(Listed entries Opens)

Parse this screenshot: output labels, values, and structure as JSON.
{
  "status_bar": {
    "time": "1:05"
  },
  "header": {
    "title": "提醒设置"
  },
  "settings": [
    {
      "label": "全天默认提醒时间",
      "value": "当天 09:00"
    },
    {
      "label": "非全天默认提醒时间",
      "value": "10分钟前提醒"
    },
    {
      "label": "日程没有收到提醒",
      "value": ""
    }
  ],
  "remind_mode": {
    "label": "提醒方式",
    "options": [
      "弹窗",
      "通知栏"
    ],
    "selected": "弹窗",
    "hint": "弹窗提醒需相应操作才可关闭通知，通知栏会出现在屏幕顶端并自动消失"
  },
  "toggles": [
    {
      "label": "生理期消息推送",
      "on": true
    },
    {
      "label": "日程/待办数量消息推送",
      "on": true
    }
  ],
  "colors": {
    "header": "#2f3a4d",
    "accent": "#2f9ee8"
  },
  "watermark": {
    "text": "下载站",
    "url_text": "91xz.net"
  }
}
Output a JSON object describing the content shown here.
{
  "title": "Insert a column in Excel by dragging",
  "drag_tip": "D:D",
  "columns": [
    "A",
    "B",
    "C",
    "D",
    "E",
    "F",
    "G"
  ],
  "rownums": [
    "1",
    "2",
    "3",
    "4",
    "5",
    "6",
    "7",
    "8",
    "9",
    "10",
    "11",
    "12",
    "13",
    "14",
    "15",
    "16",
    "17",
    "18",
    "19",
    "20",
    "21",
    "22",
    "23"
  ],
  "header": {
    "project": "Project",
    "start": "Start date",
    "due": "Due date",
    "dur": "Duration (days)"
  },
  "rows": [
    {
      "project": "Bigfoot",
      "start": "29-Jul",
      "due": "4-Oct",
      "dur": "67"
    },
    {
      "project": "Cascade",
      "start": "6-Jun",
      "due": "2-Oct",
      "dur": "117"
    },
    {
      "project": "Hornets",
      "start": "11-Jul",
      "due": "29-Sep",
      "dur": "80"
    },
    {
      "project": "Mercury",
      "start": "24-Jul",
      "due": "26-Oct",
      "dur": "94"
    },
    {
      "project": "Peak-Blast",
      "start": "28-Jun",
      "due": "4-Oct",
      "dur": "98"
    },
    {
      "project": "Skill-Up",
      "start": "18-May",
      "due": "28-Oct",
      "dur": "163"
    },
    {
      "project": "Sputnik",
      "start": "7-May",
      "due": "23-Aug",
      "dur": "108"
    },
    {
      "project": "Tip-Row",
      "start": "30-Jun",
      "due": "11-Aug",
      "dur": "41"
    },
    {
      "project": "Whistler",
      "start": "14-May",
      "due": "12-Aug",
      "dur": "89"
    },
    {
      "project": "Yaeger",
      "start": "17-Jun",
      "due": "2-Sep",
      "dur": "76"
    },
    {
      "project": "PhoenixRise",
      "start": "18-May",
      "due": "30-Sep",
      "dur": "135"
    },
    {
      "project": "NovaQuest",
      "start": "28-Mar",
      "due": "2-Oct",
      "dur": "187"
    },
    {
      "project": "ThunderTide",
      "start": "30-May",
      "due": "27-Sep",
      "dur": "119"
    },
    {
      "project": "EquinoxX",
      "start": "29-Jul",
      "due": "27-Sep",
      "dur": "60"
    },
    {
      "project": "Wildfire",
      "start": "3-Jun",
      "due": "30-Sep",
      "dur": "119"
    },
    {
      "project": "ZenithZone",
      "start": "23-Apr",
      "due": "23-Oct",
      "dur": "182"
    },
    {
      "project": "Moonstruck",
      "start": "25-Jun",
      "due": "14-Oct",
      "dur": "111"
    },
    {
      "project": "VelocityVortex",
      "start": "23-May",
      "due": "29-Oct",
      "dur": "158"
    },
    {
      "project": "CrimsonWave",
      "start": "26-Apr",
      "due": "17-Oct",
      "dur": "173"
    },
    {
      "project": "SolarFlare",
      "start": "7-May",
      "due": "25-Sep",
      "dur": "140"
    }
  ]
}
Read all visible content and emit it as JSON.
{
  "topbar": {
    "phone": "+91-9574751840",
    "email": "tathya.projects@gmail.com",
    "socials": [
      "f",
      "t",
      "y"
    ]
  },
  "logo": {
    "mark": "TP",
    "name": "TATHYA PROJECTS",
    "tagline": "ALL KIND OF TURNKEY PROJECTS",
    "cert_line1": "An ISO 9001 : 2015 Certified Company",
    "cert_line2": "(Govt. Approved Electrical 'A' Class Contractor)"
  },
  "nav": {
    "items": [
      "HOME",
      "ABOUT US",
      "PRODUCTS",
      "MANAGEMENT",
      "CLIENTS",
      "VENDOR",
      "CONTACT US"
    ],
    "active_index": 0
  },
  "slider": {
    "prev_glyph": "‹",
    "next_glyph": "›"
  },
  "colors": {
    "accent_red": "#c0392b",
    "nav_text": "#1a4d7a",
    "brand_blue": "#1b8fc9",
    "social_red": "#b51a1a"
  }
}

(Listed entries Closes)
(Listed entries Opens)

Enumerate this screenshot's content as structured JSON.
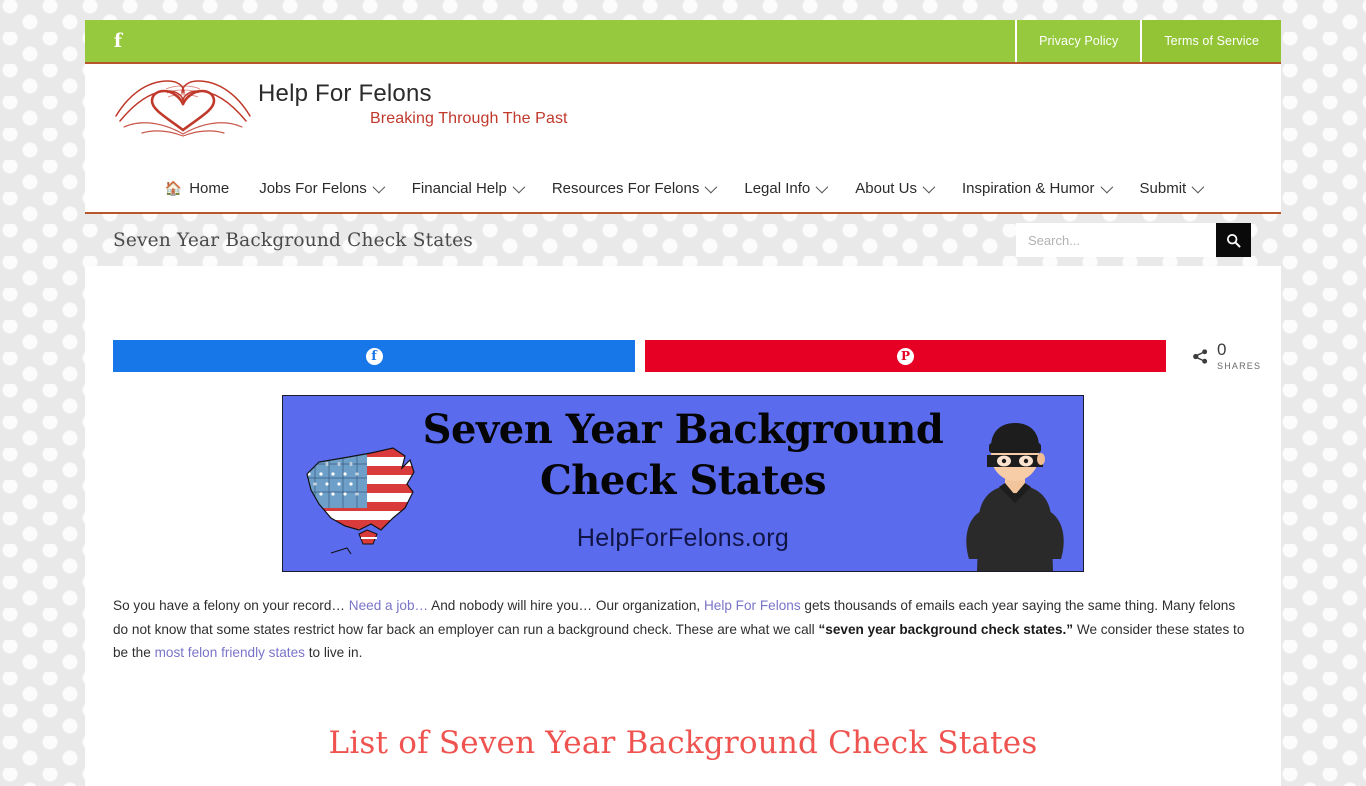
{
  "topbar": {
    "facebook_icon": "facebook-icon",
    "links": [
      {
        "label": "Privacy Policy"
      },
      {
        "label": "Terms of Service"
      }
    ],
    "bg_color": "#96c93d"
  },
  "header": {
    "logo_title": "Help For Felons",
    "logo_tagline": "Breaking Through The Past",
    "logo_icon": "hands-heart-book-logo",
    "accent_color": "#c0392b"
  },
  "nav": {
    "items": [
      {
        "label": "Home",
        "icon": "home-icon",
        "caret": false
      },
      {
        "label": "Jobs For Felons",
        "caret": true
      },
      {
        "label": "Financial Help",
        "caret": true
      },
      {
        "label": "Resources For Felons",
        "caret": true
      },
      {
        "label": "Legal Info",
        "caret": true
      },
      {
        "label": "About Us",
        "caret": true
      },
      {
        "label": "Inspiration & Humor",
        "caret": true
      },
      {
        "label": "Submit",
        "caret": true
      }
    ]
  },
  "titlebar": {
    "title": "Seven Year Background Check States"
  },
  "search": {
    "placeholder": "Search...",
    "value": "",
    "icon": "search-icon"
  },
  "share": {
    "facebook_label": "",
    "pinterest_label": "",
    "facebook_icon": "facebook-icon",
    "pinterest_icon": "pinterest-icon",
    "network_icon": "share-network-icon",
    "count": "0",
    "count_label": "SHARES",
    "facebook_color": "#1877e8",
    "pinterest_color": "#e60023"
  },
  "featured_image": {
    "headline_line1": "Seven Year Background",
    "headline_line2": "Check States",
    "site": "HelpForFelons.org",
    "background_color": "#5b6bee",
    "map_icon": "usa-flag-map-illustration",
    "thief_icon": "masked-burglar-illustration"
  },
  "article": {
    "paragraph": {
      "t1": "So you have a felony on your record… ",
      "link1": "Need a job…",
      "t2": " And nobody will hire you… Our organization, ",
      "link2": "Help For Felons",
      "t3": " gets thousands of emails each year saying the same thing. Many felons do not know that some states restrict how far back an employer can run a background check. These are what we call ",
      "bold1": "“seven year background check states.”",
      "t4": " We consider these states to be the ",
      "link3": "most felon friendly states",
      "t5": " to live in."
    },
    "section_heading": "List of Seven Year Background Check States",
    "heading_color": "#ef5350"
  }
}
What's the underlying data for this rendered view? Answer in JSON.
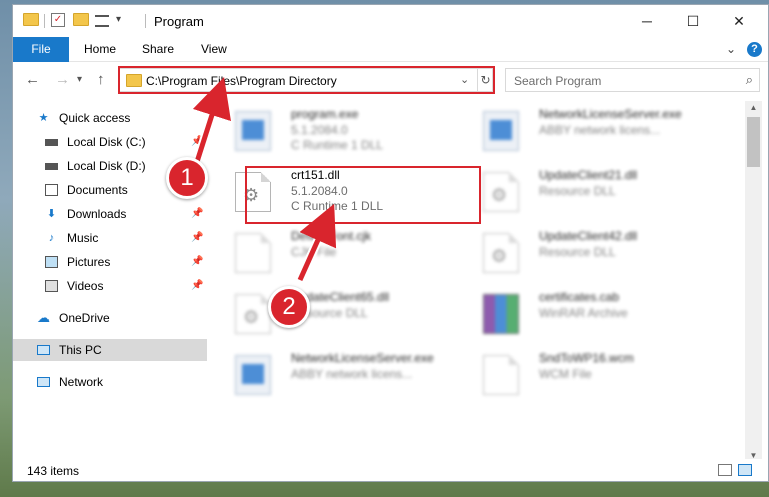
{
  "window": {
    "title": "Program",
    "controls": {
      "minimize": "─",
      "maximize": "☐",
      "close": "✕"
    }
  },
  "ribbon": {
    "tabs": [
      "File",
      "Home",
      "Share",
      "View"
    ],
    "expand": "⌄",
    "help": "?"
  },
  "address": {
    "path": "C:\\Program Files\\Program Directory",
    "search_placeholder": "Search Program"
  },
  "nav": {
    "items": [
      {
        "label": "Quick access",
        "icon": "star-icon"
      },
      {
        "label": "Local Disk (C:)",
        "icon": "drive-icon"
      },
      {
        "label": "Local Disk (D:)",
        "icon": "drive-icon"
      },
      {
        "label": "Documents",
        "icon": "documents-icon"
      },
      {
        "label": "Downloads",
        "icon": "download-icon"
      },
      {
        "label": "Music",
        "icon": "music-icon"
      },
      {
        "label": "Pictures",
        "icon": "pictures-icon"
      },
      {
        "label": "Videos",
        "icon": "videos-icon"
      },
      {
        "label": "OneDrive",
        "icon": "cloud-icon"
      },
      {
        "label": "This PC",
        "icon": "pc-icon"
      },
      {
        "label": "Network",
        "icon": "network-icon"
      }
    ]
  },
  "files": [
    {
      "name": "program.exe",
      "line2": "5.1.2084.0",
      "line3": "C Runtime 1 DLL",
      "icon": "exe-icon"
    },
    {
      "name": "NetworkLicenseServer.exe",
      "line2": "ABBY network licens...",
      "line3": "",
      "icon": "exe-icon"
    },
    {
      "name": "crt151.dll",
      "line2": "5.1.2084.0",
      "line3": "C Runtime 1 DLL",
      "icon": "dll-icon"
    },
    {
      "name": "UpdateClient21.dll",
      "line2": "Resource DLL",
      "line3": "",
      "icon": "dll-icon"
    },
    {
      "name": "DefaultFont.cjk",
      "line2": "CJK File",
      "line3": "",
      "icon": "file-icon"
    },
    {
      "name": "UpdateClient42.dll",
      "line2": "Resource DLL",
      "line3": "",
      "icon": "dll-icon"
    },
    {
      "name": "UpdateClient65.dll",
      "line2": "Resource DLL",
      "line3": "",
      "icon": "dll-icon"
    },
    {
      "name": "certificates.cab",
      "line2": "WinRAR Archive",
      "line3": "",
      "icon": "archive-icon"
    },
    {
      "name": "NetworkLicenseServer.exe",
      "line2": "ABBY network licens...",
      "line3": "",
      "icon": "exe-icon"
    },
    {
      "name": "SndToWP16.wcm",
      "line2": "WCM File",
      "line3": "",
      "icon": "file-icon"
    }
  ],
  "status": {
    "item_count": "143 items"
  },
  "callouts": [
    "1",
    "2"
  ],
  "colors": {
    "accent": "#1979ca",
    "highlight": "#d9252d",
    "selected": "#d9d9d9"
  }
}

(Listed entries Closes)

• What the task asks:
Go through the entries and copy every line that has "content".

• Task result:
Output a JSON object describing the content shown here.
Read all visible content and emit it as JSON.
Enumerate this screenshot's content as structured JSON.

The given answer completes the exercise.